◆ **What to work on**
Say how many lines in the following data hold the word "JSON". Write nothing but that number.
-------- Given data
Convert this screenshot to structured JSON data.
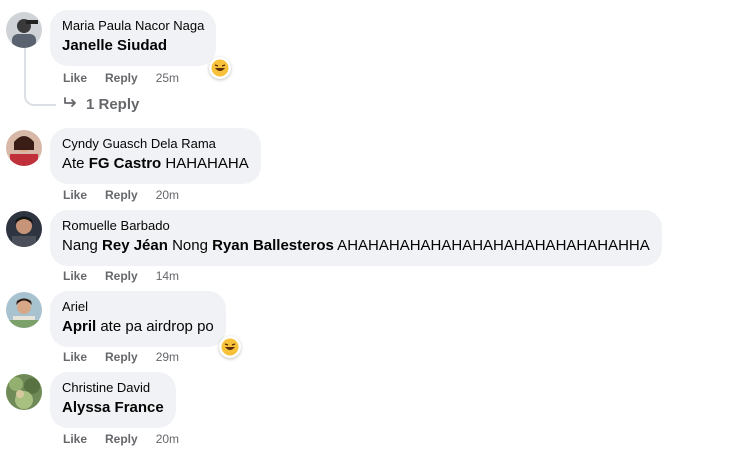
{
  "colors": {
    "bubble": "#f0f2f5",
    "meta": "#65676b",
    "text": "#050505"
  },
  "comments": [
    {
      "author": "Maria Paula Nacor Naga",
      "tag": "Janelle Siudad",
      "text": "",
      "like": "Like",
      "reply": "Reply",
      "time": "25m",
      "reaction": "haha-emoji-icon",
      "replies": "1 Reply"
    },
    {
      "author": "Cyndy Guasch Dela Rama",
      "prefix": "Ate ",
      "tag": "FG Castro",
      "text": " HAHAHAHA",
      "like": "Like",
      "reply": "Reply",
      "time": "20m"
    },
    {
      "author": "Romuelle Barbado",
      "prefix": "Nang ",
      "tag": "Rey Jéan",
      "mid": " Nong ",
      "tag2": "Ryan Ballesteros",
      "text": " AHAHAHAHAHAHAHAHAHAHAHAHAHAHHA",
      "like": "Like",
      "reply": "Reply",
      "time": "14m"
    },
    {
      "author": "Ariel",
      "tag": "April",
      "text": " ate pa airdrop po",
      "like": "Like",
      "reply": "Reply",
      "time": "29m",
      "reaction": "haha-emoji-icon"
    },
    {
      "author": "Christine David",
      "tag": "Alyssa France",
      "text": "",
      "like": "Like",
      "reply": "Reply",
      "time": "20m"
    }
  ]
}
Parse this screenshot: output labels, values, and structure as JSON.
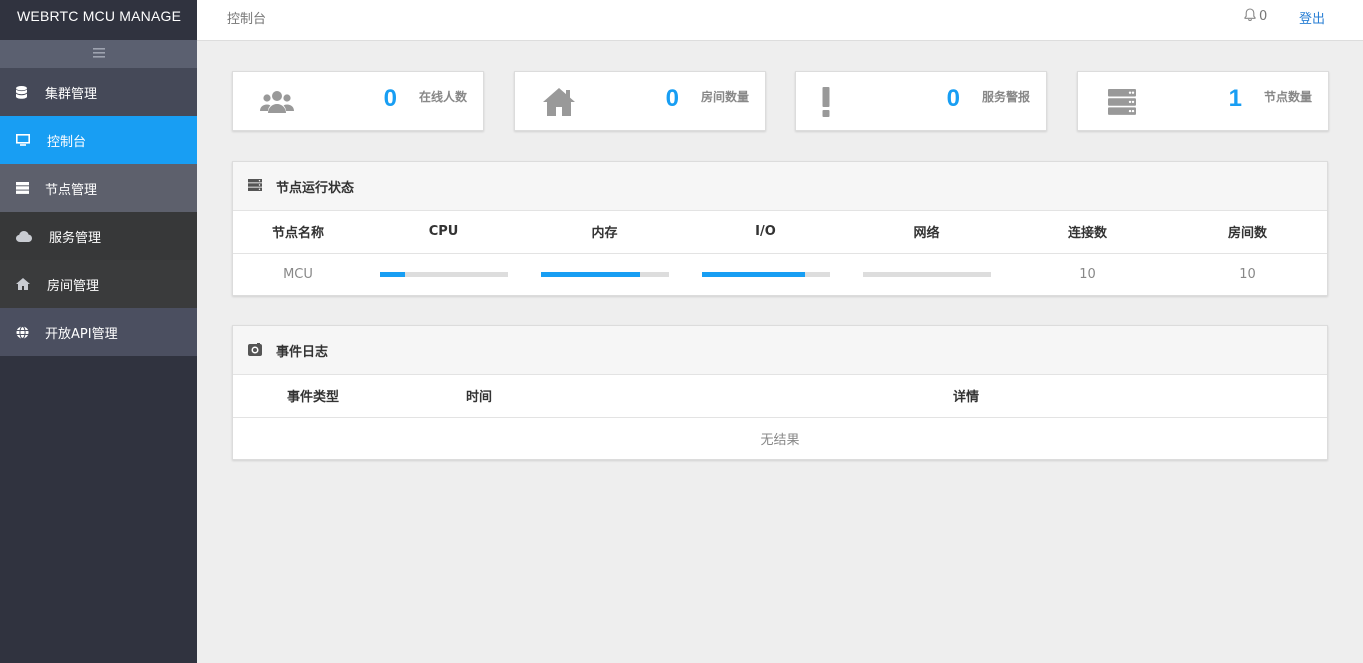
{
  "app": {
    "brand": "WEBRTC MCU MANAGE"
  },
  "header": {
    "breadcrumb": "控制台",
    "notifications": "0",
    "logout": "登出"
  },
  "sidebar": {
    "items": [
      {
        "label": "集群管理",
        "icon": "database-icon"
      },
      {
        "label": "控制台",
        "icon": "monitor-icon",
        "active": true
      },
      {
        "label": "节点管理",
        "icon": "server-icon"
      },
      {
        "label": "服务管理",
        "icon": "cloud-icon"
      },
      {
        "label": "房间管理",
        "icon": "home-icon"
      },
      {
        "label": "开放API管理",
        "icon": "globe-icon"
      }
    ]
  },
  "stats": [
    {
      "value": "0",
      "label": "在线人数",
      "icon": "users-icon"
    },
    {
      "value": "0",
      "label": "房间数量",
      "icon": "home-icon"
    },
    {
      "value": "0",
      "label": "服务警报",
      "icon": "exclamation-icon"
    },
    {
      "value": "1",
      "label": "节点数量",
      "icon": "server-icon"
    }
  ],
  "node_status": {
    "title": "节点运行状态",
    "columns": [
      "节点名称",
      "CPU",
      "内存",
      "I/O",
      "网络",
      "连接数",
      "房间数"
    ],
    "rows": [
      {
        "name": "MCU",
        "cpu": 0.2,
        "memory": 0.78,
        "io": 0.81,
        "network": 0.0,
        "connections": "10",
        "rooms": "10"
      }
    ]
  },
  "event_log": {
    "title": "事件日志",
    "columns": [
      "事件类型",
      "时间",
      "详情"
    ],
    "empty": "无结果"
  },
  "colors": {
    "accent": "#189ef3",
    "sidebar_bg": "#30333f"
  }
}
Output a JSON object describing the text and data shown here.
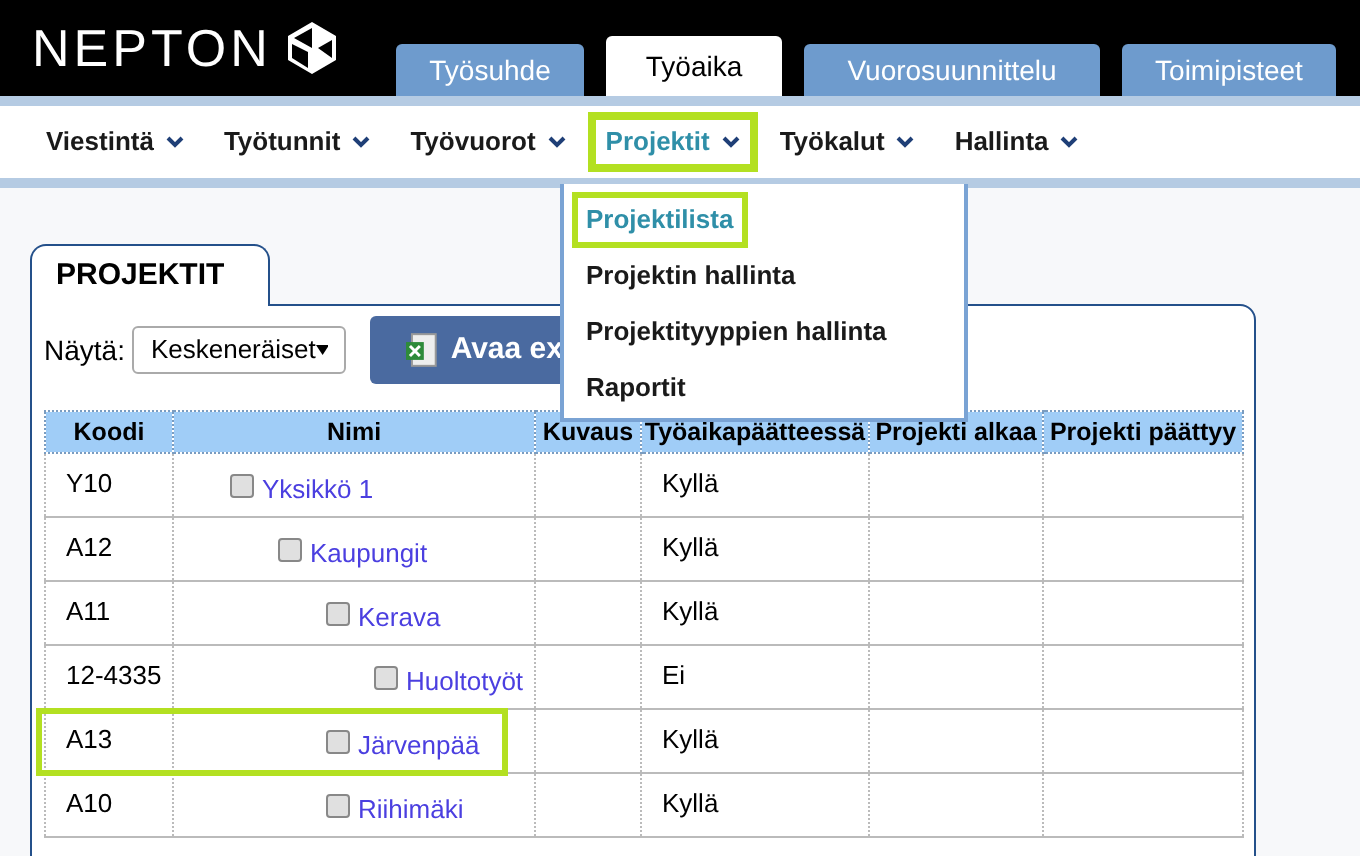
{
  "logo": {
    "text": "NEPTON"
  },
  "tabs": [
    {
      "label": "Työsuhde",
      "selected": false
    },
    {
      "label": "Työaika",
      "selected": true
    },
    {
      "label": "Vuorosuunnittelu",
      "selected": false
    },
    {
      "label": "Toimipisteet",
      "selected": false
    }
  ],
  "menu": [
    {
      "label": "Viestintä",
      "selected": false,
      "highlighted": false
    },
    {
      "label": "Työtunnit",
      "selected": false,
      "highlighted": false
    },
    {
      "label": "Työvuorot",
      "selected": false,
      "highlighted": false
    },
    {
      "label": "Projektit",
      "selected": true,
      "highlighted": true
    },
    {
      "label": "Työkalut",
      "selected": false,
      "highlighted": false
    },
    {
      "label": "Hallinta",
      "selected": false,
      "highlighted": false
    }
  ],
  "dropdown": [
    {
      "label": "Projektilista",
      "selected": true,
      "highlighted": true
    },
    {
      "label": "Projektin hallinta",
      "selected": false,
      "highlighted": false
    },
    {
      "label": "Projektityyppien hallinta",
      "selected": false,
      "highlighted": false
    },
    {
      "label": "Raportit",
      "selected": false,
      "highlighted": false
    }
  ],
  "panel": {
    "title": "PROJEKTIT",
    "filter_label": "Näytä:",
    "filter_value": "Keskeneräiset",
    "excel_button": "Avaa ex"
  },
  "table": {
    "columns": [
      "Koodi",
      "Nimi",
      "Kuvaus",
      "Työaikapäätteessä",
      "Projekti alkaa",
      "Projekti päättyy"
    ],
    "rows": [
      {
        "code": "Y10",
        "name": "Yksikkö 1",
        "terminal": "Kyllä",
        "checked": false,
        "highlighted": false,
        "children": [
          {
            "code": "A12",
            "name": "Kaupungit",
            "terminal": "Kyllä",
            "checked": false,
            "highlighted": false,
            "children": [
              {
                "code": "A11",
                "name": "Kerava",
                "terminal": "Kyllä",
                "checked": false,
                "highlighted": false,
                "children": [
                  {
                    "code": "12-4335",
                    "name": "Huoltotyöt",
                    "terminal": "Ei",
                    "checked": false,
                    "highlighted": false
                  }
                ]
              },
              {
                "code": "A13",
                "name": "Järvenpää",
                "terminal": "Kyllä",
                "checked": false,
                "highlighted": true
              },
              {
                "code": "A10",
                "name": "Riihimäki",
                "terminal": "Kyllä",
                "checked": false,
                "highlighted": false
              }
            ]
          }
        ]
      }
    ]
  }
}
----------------
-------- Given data
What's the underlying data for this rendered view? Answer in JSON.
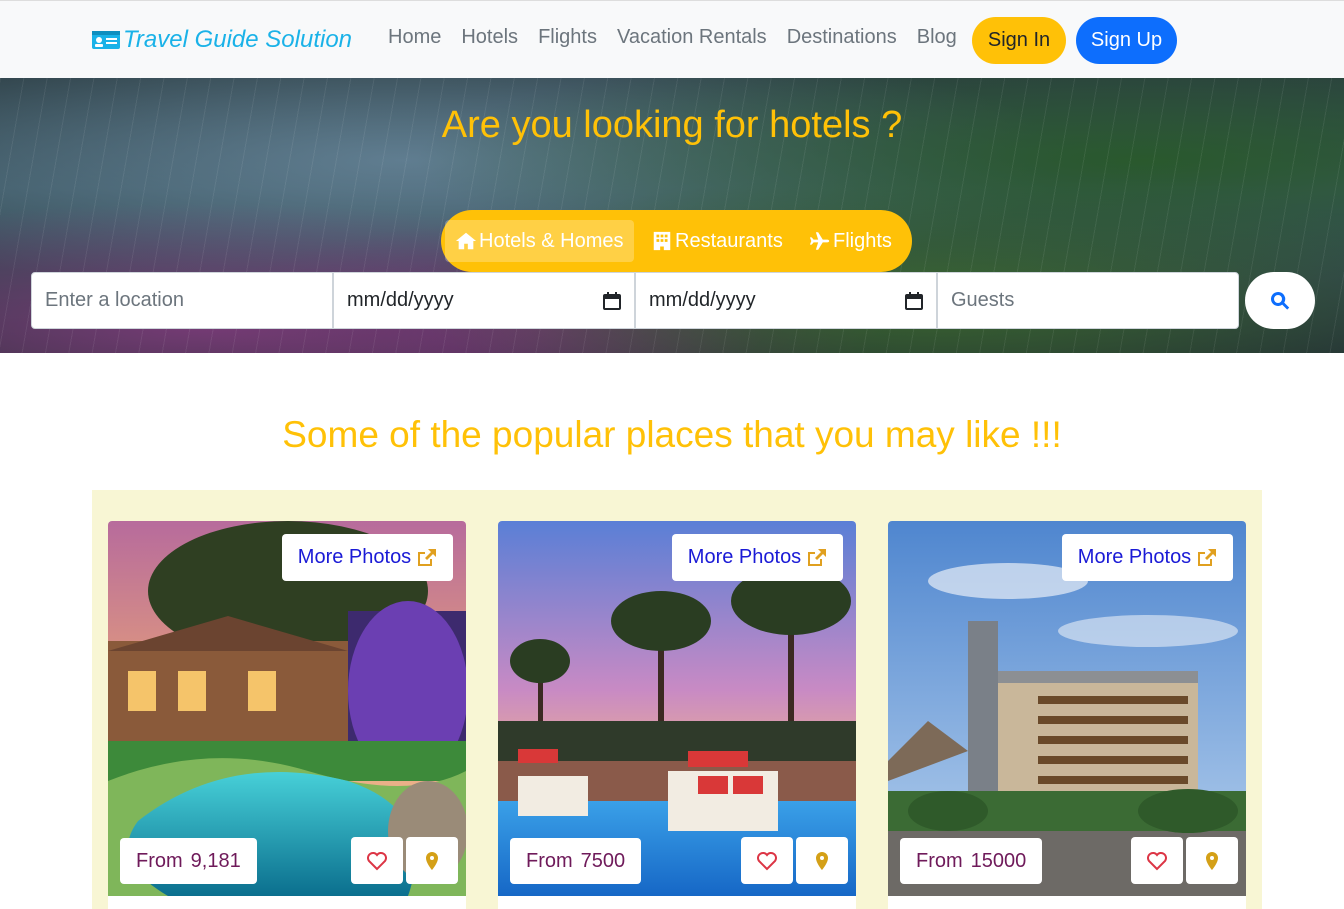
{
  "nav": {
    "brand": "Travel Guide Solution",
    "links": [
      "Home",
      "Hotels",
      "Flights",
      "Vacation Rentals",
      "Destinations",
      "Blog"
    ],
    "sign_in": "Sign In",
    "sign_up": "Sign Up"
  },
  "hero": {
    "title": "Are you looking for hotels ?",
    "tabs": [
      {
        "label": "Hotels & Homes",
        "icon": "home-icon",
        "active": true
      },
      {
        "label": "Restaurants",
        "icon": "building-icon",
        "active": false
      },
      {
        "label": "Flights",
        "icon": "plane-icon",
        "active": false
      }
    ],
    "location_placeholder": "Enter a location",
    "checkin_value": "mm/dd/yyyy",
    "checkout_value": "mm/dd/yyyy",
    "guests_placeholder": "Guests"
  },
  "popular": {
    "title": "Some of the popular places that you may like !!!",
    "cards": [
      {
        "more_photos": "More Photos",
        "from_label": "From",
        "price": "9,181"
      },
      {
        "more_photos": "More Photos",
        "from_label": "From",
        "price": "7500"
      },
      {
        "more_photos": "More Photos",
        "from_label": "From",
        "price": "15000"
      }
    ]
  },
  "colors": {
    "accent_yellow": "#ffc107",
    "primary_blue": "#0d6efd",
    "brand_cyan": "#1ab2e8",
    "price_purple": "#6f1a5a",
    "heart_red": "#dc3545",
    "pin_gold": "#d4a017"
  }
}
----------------
◆ **Solution to the exercise**
4